Last Updated: Friday - 09/24/2010
Week of December 1, 2003
Our Lady of Guadalupe
Mass shall focus on being inclusive with the disabled
By RAMON GONZALEZ
WCR Staff Writer
People with disabilities will be the focus of the annual archdiocesan Mass marking the feast of Our Lady of Guadalupe.
Speakers will include Archbishop Thomas Collins and Mark Pickup, director of HumanLifeMatters, a ministry that helps churches become more inclusive toward people with disabilities.
The Mass will be held Dec.12 at 7:30 p.m. at Holy Trinity Church in Spruce Grove.
The archbishop chose the theme of people with disabilities because it deals with the sanctity and dignity of human life, explained Mass organizer John MacDonald, the director of the Family Enrichment Centre.
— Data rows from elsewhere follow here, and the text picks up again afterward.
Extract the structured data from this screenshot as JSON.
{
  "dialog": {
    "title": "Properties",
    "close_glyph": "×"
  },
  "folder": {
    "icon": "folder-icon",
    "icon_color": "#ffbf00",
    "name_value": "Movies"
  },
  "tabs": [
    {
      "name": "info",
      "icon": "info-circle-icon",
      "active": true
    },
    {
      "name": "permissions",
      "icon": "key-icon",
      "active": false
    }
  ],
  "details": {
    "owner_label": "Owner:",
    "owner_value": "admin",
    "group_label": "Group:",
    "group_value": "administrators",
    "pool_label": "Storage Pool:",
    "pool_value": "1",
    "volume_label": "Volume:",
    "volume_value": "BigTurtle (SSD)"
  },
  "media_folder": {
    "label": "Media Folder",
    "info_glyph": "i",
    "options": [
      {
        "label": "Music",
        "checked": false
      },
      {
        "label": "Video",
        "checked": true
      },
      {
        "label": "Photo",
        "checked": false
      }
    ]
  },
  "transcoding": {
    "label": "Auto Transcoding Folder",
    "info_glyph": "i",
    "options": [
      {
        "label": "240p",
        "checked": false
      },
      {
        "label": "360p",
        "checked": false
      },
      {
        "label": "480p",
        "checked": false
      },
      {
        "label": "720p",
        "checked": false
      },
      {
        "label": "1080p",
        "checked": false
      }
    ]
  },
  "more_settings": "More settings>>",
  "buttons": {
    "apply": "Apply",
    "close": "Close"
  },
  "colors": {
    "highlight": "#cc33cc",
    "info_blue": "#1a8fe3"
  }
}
"He felt this is an area that the Church needs to be able to be upfront and speak very prominently (because) these are beautiful people that deserve the respect and dignity of all other human beings and on an equal footing with all other human beings."
Last year's Mass focused on Project Rachel: Post-Abortion Healing.
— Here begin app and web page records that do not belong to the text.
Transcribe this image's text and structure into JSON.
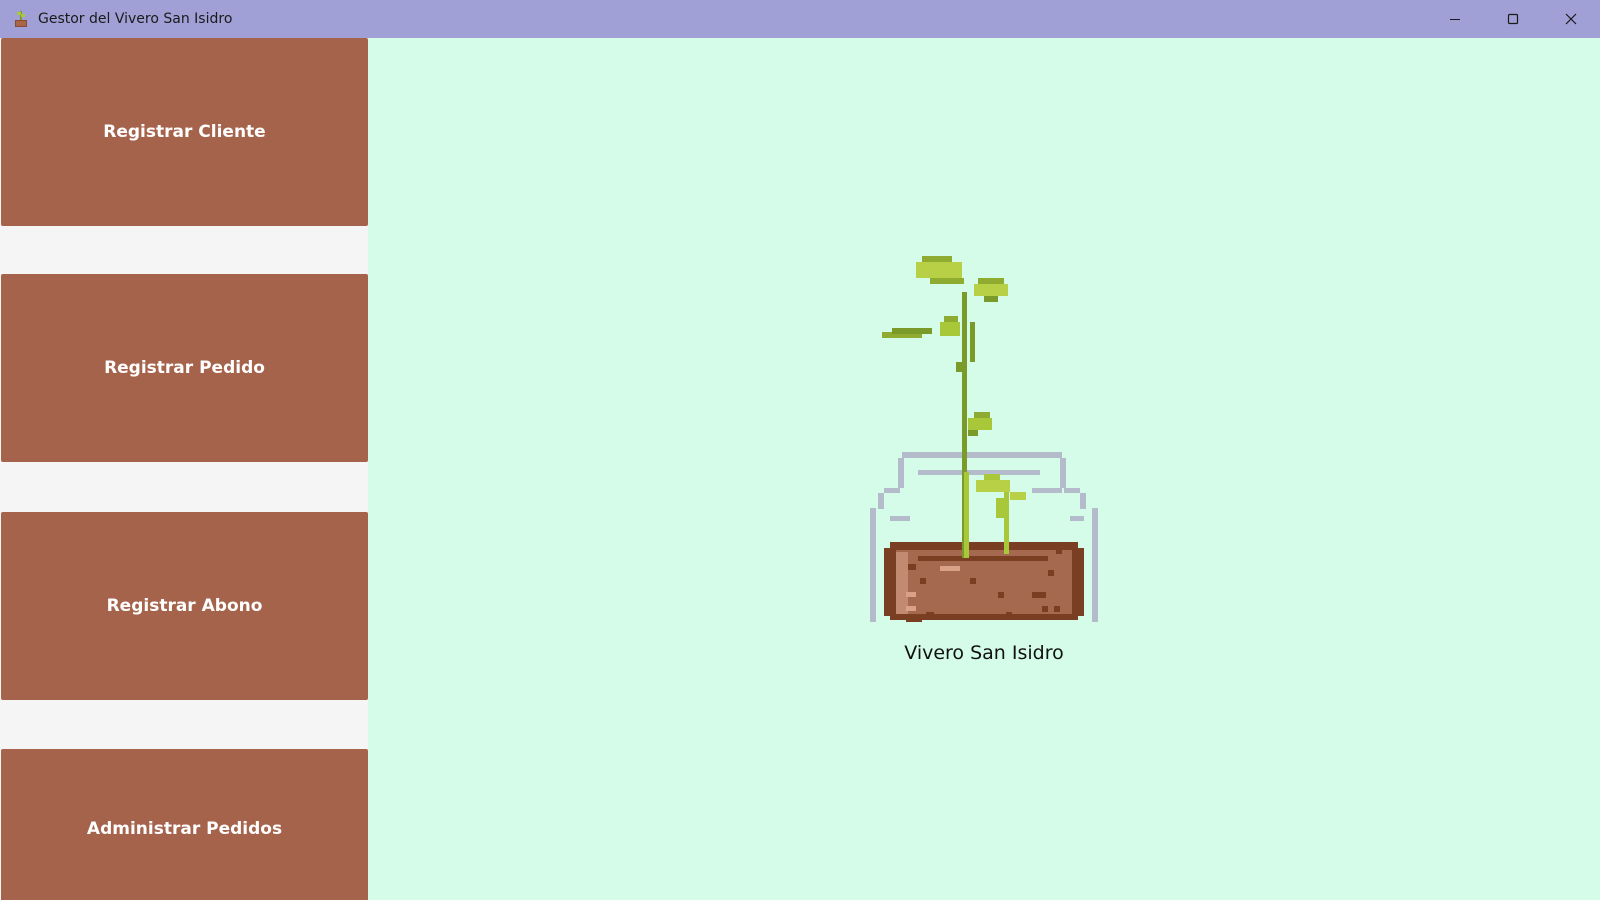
{
  "window": {
    "title": "Gestor del Vivero San Isidro",
    "app_icon": "potted-plant-icon",
    "controls": [
      "minimize-icon",
      "maximize-icon",
      "close-icon"
    ]
  },
  "sidebar": {
    "items": [
      {
        "label": "Registrar Cliente"
      },
      {
        "label": "Registrar Pedido"
      },
      {
        "label": "Registrar Abono"
      },
      {
        "label": "Administrar Pedidos"
      }
    ]
  },
  "main": {
    "illustration": "potted-plant-in-jar-icon",
    "caption": "Vivero San Isidro"
  },
  "colors": {
    "titlebar": "#a0a0d6",
    "nav_button": "#a6634c",
    "main_background": "#d4fce9",
    "sidebar_background": "#f5f5f5"
  }
}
"Quite often people with disabilities are marginalized in many of our communities and in many of our considerations," lamented MacDonald. "But these are people that are fully human as much as anyone else. (All life is) very sacred in God's eyes and so these people need to be stood up for because they are quite often left out of the conversation."
Pickup, who will speak at the end of the Mass, said he plans to encourage the congregation to "look at disability not for what it stops us from doing but what it enables us to do as individuals. It enables us to grow in our love for Christ through his mother. I do not know where I would have been had not Christ been with me every step of the way."
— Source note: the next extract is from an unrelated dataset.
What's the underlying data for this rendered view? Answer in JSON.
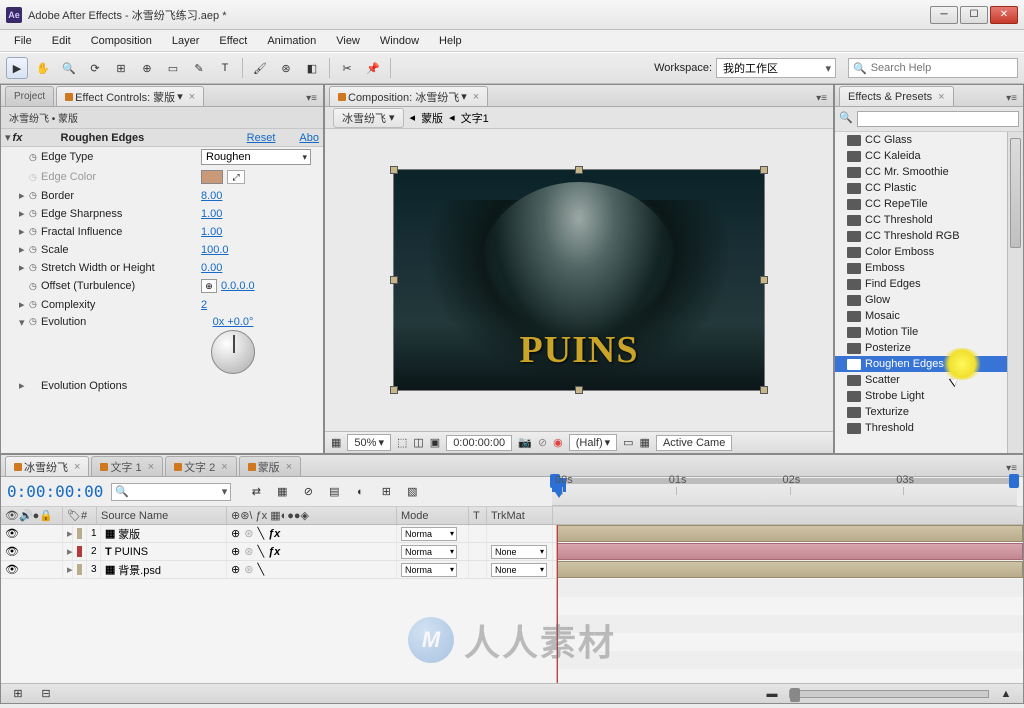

Pickup, incurably ill and disabled with chronic, progressive multiple sclerosis for the past 20 years, has become a voice against euthanasia, physician assisted suicide and embryonic stem cell research. He wants churches to expand their outreach ministries to the disabled to include them in Church life.
"The disabled teach us how to love," he said. "That's what their gift to the Church is, to expand our ability to serve the human family in its entirety."
Pickup founded HumanLifeMatters (HLM) last year in response to what he calls Church ineptitude with disability inclusion. He says everywhere he goes he finds people hurt by disabilities who are either disenfranchised from their church or their faith. The goal of HLM is to facilitate, promote and assist parishes to develop effective disability ministries that affirm the value and dignity of human life.
The group, which recently became a referral agency for the Edmonton Archdiocese, has developed a comprehensive church accessibility audit to make church facilities more user friendly.
Catholic parishes are generally doing well when it comes to accessibility, although some things still need improvement, Pickup noted. A case in point is his own parish in
Beaumont, which built a ramp to facilitate access to people in wheelchair into the church.
The problem is "we can't use the washrooms when we get in because the washrooms are downstairs," he lamented.
Details like this would be revealed very quickly in the church accessibility audit offered by HLM, he noted.
HLM also offers workshops on disabilities as well as assistance with policy papers on disability issues. More information on HLM can be found on humanlifematters.com
"Everybody is being invited to the Mass for Our Lady of Guadalupe," MacDonald said.
"We would like as many people to come as possible. And we are certainly hoping that people with disabilities will be drawn to the celebration."